START Given data

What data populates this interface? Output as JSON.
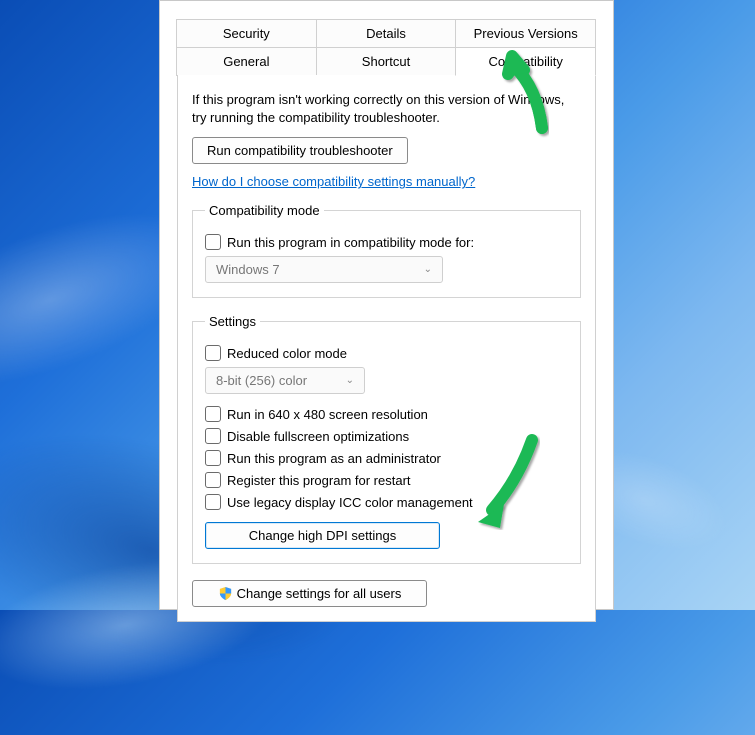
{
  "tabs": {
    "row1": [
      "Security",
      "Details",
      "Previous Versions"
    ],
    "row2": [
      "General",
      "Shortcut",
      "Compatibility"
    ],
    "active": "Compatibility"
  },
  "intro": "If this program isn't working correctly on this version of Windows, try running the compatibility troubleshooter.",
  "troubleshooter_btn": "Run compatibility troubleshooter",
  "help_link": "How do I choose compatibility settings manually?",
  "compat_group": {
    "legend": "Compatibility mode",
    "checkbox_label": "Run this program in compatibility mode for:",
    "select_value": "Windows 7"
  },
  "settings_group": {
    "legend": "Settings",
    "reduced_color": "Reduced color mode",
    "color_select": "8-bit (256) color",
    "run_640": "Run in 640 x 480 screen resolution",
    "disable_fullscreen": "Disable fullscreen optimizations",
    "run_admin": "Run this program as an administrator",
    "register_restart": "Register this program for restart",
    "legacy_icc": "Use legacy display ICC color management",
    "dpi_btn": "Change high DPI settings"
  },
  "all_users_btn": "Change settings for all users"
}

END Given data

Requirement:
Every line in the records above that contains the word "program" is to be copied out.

Result below:
  "intro": "If this program isn't working correctly on this version of Windows, try running the compatibility troubleshooter.",
    "checkbox_label": "Run this program in compatibility mode for:",
    "run_admin": "Run this program as an administrator",
    "register_restart": "Register this program for restart",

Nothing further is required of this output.